Reports from the Obama Administration have suggested that information has been stolen from almost 4 million people in a breach of federal computer networks, one of the largest government data thefts in history. The breach occurred in the Office of Personnel Management which is responsible for security clearances and U.S government employee records.

The breach was detected by the Department of Homeland Security through a system known as Einstein and the F.B.I are conducting investigations in to exactly how and why this breach occurred. It comes in the midst of efforts by the U.S government to improve their data security, following attacks on both the DHS and IRS networks which resulted in thousands of taxpayers' data being compromised. This recent attack has prompted calls for an overhaul and improvement of the current U.S data security system.
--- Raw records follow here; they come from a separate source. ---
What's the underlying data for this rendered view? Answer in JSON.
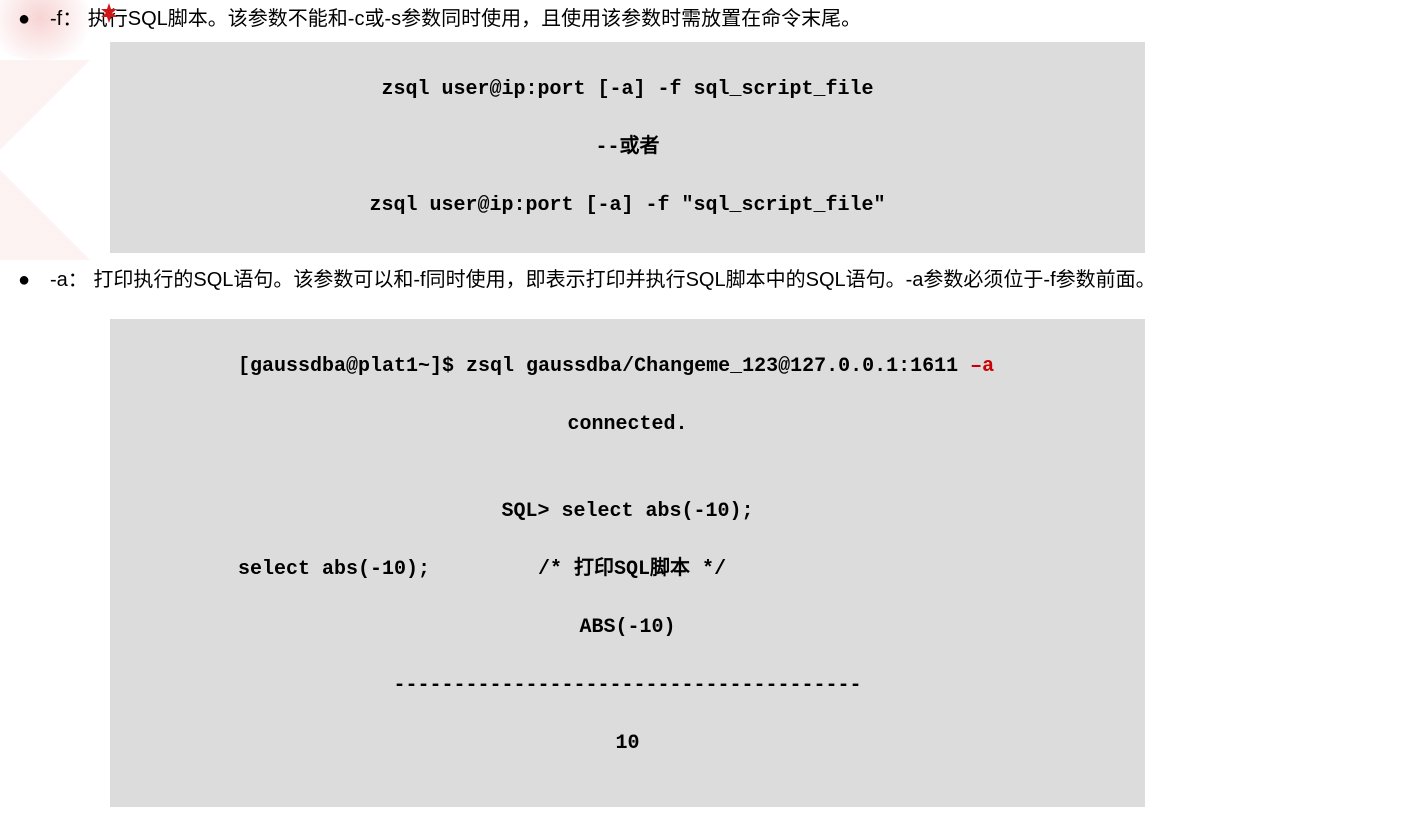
{
  "items": [
    {
      "term": "-f：",
      "desc": "执行SQL脚本。该参数不能和-c或-s参数同时使用，且使用该参数时需放置在命令末尾。"
    },
    {
      "term": "-a：",
      "desc": "打印执行的SQL语句。该参数可以和-f同时使用，即表示打印并执行SQL脚本中的SQL语句。-a参数必须位于-f参数前面。"
    }
  ],
  "code1": {
    "l1": "zsql user@ip:port [-a] -f sql_script_file",
    "l2": "--或者",
    "l3": "zsql user@ip:port [-a] -f \"sql_script_file\""
  },
  "code2": {
    "l1a": "[gaussdba@plat1~]$ zsql gaussdba/Changeme_123@127.0.0.1:1611 ",
    "l1flag": "–a",
    "l2": "connected.",
    "l3": "",
    "l4": "SQL> select abs(-10);",
    "l5a": "select abs(-10);",
    "l5b": "         /* 打印SQL脚本 */",
    "l6": "ABS(-10)",
    "l7": "---------------------------------------",
    "l8": "10"
  }
}
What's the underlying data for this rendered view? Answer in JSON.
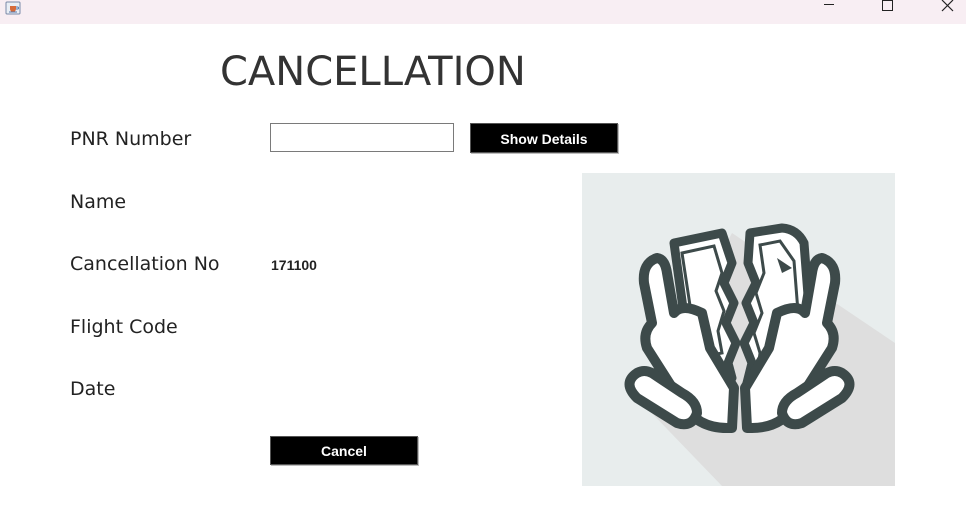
{
  "window": {
    "app_icon": "java-cup-icon",
    "controls": {
      "minimize": "minimize-icon",
      "maximize": "maximize-icon",
      "close": "close-icon"
    }
  },
  "form": {
    "title": "CANCELLATION",
    "pnr_label": "PNR Number",
    "pnr_value": "",
    "show_details_label": "Show Details",
    "name_label": "Name",
    "cancellation_no_label": "Cancellation No",
    "cancellation_no_value": "171100",
    "flight_code_label": "Flight Code",
    "date_label": "Date",
    "cancel_label": "Cancel"
  },
  "illustration": {
    "icon": "torn-ticket-hands-icon",
    "colors": {
      "background": "#e8eded",
      "shadow": "#dedede",
      "stroke": "#3d4a4a",
      "fill": "#ffffff"
    }
  }
}
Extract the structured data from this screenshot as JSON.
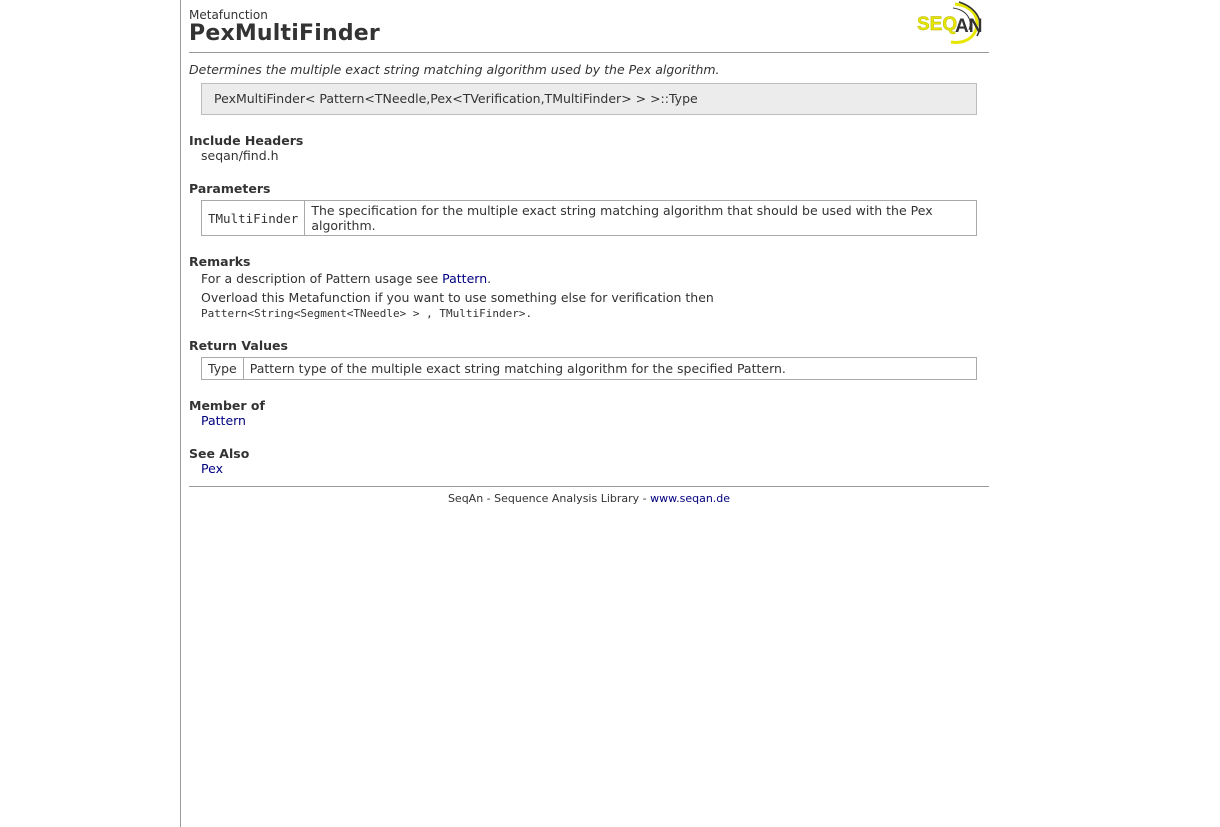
{
  "header": {
    "kind": "Metafunction",
    "title": "PexMultiFinder",
    "logo_text": "SEQAN"
  },
  "summary": "Determines the multiple exact string matching algorithm used by the Pex algorithm.",
  "signature": "PexMultiFinder< Pattern<TNeedle,Pex<TVerification,TMultiFinder> > >::Type",
  "include_headers": {
    "title": "Include Headers",
    "value": "seqan/find.h"
  },
  "parameters": {
    "title": "Parameters",
    "rows": [
      {
        "name": "TMultiFinder",
        "description": "The specification for the multiple exact string matching algorithm that should be used with the Pex algorithm."
      }
    ]
  },
  "remarks": {
    "title": "Remarks",
    "line1_prefix": "For a description of Pattern usage see ",
    "line1_link": "Pattern",
    "line1_suffix": ".",
    "line2": "Overload this Metafunction if you want to use something else for verification then",
    "line3": "Pattern<String<Segment<TNeedle> > , TMultiFinder>."
  },
  "return_values": {
    "title": "Return Values",
    "rows": [
      {
        "name": "Type",
        "description": "Pattern type of the multiple exact string matching algorithm for the specified Pattern."
      }
    ]
  },
  "member_of": {
    "title": "Member of",
    "link": "Pattern"
  },
  "see_also": {
    "title": "See Also",
    "link": "Pex"
  },
  "footer": {
    "text": "SeqAn - Sequence Analysis Library - ",
    "link": "www.seqan.de"
  },
  "colors": {
    "link": "#000080",
    "logo_yellow": "#e6e600",
    "signature_bg": "#ececec"
  }
}
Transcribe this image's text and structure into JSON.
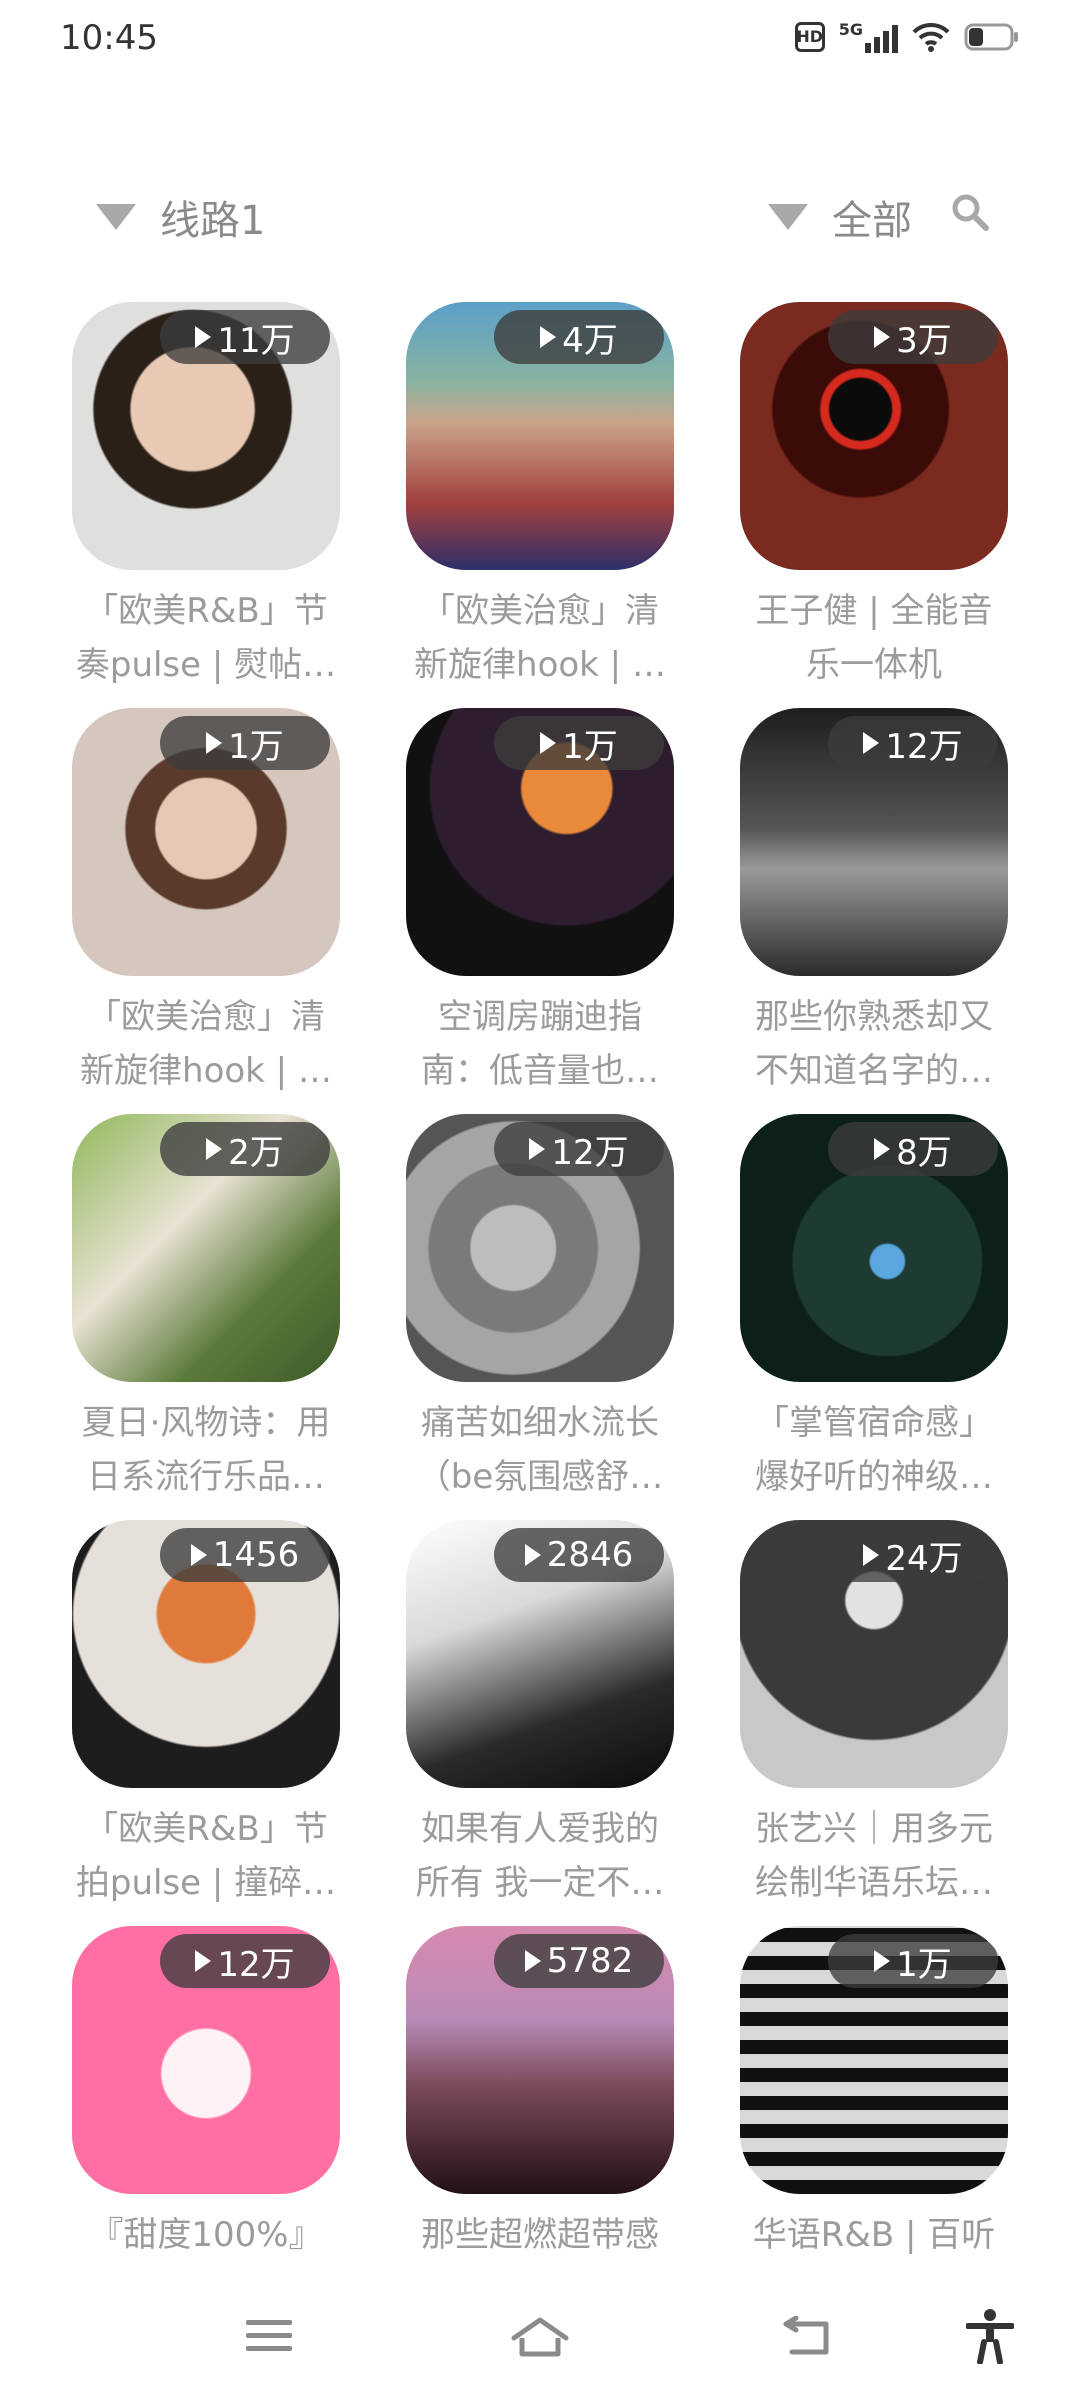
{
  "status_bar": {
    "time": "10:45",
    "network": "5G",
    "hd": "HD"
  },
  "filters": {
    "route_label": "线路1",
    "category_label": "全部"
  },
  "playlists": [
    {
      "plays": "11万",
      "title": "「欧美R&B」节奏pulse | 熨帖…"
    },
    {
      "plays": "4万",
      "title": "「欧美治愈」清新旋律hook | …"
    },
    {
      "plays": "3万",
      "title": "王子健 | 全能音乐一体机"
    },
    {
      "plays": "1万",
      "title": "「欧美治愈」清新旋律hook | …"
    },
    {
      "plays": "1万",
      "title": "空调房蹦迪指南：低音量也…"
    },
    {
      "plays": "12万",
      "title": "那些你熟悉却又不知道名字的…"
    },
    {
      "plays": "2万",
      "title": "夏日·风物诗：用日系流行乐品…"
    },
    {
      "plays": "12万",
      "title": "痛苦如细水流长（be氛围感舒…"
    },
    {
      "plays": "8万",
      "title": "「掌管宿命感」爆好听的神级…"
    },
    {
      "plays": "1456",
      "title": "「欧美R&B」节拍pulse | 撞碎…"
    },
    {
      "plays": "2846",
      "title": "如果有人爱我的所有 我一定不…"
    },
    {
      "plays": "24万",
      "title": "张艺兴｜用多元绘制华语乐坛…"
    },
    {
      "plays": "12万",
      "title": "『甜度100%』"
    },
    {
      "plays": "5782",
      "title": "那些超燃超带感"
    },
    {
      "plays": "1万",
      "title": "华语R&B | 百听"
    }
  ],
  "colors": {
    "text": "#9b9b9b",
    "badge_bg": "#3c3c3c",
    "icon": "#a8a8a8"
  },
  "nav_icons": [
    "menu-icon",
    "home-icon",
    "back-icon",
    "accessibility-icon"
  ]
}
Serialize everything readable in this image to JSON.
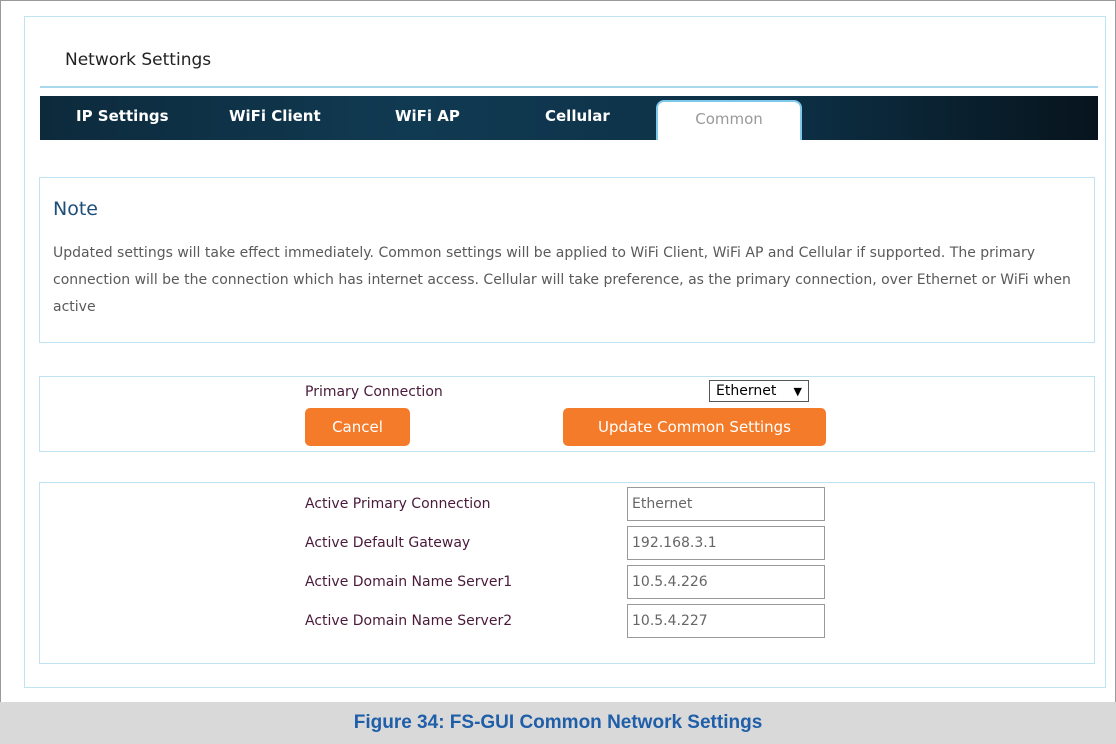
{
  "page": {
    "title": "Network Settings"
  },
  "tabs": [
    {
      "label": "IP Settings"
    },
    {
      "label": "WiFi Client"
    },
    {
      "label": "WiFi AP"
    },
    {
      "label": "Cellular"
    },
    {
      "label": "Common"
    }
  ],
  "note": {
    "title": "Note",
    "text": "Updated settings will take effect immediately. Common settings will be applied to WiFi Client, WiFi AP and Cellular if supported. The primary connection will be the connection which has internet access. Cellular will take preference, as the primary connection, over Ethernet or WiFi when active"
  },
  "form": {
    "primary_connection_label": "Primary Connection",
    "primary_connection_value": "Ethernet",
    "cancel_label": "Cancel",
    "update_label": "Update Common Settings"
  },
  "status": {
    "rows": [
      {
        "label": "Active Primary Connection",
        "value": "Ethernet"
      },
      {
        "label": "Active Default Gateway",
        "value": "192.168.3.1"
      },
      {
        "label": "Active Domain Name Server1",
        "value": "10.5.4.226"
      },
      {
        "label": "Active Domain Name Server2",
        "value": "10.5.4.227"
      }
    ]
  },
  "caption": "Figure 34: FS-GUI Common Network Settings",
  "colors": {
    "accent_orange": "#f37b2a",
    "tabbar_dark": "#0d2a3c",
    "panel_border": "#bfe3f3",
    "caption_blue": "#1f5ea8"
  }
}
Following the indictment of 5 Chinese military officers accused of cyber-espionage, Obama approved a new sanctions' programme which came in to effect in April 2015. The Secretary of the Treasury is now empowered to sanction individuals and groups who attempt to threaten national security, economic stability or foreign policy through cyber hacking. The extent to which the sanctions will be enforced remains to be seen, although it is believed that they will allow the U.S Treasury Secretary in coordination with the Attorney General and Secretary of State to freeze assets and impose prison sentences on those believed to be involved in cyber hacking. The broad reach of the sanctions will also apply to the disclosure or use of secret information in the knowledge that it was stolen through cyber-enabled means or assisting others in conducting cyber hacking. Although the sanctions only apply to cyber hacking of U.S systems, it is believed that it will have a deterrent value in the global market by isolating those who engage in cyber-crime. As cyber hacking becomes increasingly more sophisticated, it poses new challenges to those entrusted with the security of confidential information and reaffirms that cybersecurity must continue to be a top priority.